══ Records

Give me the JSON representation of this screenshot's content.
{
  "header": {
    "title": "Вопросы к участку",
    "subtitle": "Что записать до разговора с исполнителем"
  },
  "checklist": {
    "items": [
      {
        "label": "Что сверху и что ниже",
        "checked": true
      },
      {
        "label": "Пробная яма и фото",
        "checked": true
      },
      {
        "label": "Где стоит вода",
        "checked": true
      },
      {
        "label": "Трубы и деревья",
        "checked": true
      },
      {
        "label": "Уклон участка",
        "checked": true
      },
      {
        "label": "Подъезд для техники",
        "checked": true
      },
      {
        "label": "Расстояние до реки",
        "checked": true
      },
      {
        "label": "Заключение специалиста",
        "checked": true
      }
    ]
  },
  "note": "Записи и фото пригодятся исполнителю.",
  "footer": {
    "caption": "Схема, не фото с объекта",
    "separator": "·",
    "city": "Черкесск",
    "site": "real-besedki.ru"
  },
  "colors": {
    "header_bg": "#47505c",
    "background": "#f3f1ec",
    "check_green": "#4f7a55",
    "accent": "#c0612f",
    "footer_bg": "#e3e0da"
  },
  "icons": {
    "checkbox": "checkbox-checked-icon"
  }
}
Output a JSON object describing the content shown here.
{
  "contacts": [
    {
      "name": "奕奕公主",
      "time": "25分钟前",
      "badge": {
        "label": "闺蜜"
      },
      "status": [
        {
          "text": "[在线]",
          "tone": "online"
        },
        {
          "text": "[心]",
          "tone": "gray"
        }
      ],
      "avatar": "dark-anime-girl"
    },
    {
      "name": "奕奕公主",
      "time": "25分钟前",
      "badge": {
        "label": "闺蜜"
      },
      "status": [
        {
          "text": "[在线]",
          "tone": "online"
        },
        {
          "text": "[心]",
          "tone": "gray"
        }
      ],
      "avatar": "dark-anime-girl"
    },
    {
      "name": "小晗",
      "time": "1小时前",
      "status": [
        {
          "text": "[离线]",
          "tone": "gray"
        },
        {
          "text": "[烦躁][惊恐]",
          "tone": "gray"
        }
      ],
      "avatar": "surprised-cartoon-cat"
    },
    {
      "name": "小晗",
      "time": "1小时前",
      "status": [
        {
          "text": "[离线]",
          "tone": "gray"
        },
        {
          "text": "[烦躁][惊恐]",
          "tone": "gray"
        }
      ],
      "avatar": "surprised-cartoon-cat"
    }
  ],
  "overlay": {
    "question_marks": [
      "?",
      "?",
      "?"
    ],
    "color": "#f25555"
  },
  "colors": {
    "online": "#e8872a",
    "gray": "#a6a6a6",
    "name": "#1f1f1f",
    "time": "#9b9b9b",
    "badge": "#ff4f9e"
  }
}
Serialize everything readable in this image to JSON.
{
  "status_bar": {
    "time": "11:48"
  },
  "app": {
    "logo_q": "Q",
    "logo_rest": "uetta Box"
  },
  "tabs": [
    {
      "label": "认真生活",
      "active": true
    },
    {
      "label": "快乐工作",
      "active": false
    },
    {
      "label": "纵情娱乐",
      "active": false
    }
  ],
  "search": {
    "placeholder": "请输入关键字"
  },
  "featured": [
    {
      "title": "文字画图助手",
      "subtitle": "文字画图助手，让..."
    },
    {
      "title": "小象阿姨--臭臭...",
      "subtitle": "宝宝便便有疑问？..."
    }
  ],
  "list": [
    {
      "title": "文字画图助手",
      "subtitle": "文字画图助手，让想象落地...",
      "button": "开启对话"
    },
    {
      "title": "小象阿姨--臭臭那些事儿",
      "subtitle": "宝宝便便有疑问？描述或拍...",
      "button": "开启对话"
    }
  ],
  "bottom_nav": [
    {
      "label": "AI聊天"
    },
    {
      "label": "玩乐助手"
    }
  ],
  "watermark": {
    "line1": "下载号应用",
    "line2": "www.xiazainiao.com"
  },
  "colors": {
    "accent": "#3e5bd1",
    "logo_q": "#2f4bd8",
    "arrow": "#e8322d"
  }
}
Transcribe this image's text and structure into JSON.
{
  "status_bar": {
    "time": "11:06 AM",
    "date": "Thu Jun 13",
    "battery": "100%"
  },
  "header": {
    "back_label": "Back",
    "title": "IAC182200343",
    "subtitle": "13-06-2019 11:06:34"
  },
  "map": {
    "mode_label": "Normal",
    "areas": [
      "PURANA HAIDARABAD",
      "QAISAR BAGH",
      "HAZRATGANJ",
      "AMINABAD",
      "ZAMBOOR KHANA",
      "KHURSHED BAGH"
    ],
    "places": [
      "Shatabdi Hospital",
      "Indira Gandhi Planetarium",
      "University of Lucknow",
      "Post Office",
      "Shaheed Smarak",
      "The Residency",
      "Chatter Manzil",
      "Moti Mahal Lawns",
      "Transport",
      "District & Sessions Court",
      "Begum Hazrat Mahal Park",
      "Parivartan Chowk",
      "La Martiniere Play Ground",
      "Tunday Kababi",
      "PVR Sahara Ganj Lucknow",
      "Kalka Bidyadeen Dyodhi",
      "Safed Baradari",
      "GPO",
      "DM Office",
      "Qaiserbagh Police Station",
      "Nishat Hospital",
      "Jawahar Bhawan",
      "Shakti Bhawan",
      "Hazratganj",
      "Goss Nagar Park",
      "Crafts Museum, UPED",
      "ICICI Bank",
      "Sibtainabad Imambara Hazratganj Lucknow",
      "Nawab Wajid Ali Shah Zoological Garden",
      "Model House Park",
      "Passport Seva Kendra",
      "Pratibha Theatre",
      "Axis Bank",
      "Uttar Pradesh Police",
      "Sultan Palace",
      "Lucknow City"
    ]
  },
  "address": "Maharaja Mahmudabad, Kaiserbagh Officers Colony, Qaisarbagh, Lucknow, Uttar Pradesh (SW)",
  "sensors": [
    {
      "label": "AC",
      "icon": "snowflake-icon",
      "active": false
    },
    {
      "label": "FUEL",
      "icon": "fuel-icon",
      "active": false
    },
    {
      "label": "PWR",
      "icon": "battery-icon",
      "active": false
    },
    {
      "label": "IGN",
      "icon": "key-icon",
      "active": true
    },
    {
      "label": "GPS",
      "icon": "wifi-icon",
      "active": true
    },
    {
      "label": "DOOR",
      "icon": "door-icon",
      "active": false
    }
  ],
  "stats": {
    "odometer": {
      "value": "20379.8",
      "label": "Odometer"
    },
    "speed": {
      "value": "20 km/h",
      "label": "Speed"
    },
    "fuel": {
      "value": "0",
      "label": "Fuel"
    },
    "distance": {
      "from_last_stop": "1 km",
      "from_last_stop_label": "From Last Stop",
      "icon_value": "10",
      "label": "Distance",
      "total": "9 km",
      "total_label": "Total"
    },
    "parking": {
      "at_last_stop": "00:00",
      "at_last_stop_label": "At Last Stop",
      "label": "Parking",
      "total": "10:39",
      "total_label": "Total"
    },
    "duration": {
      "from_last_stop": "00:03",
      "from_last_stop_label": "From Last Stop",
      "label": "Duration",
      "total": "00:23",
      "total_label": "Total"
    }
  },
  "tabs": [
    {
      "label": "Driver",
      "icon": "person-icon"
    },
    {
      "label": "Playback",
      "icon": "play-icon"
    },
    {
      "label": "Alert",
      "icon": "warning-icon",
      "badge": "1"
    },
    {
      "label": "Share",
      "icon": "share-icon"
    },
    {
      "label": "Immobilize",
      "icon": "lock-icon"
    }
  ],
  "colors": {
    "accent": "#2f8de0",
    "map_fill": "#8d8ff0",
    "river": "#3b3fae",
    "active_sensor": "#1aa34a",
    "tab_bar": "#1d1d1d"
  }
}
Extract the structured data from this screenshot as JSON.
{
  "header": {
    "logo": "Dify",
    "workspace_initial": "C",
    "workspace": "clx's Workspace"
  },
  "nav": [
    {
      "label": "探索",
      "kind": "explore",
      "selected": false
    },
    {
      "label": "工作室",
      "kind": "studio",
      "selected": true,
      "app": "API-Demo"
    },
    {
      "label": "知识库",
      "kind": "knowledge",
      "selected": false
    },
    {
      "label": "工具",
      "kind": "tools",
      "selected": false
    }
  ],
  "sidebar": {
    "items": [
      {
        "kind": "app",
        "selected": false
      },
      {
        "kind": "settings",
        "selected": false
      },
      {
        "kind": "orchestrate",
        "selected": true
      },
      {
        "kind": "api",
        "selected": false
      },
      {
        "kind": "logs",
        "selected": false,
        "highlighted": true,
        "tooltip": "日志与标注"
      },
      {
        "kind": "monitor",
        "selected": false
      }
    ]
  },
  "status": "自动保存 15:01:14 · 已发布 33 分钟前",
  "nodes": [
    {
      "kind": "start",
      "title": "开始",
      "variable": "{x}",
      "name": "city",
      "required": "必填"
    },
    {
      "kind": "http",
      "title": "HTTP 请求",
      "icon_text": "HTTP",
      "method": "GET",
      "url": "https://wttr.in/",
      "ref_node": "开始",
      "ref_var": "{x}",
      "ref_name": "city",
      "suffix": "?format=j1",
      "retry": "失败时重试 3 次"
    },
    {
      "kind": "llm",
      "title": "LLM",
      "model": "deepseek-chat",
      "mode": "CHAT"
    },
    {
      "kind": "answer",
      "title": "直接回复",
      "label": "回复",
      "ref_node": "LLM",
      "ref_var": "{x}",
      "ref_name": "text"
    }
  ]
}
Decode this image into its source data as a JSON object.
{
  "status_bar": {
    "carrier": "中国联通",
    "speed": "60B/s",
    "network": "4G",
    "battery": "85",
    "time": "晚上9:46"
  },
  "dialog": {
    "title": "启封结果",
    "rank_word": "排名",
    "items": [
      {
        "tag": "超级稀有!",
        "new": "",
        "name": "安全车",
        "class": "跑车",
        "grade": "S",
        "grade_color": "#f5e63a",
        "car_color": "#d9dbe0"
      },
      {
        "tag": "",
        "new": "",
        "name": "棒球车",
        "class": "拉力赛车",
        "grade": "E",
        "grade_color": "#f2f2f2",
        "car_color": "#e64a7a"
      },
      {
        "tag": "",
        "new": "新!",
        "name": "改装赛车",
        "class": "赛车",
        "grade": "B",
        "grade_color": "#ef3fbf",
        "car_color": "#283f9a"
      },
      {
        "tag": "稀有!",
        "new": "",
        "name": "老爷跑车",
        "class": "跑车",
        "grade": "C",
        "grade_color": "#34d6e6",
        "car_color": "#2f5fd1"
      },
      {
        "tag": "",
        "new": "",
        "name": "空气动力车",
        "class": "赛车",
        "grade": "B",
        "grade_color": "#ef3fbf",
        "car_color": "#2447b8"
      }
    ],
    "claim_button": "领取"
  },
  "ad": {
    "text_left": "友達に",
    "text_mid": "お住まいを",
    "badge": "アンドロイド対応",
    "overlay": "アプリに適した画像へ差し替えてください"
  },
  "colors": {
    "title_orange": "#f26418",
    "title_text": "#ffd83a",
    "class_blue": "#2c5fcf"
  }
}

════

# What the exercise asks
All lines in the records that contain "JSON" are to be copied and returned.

# Reply to the task
Give me the JSON representation of this screenshot's content.
Output a JSON object describing the content shown here.
Serialize everything readable in this image to JSON.
Transcribe this image's text and structure into JSON.
Extract the structured data from this screenshot as JSON.
Decode this image into its source data as a JSON object.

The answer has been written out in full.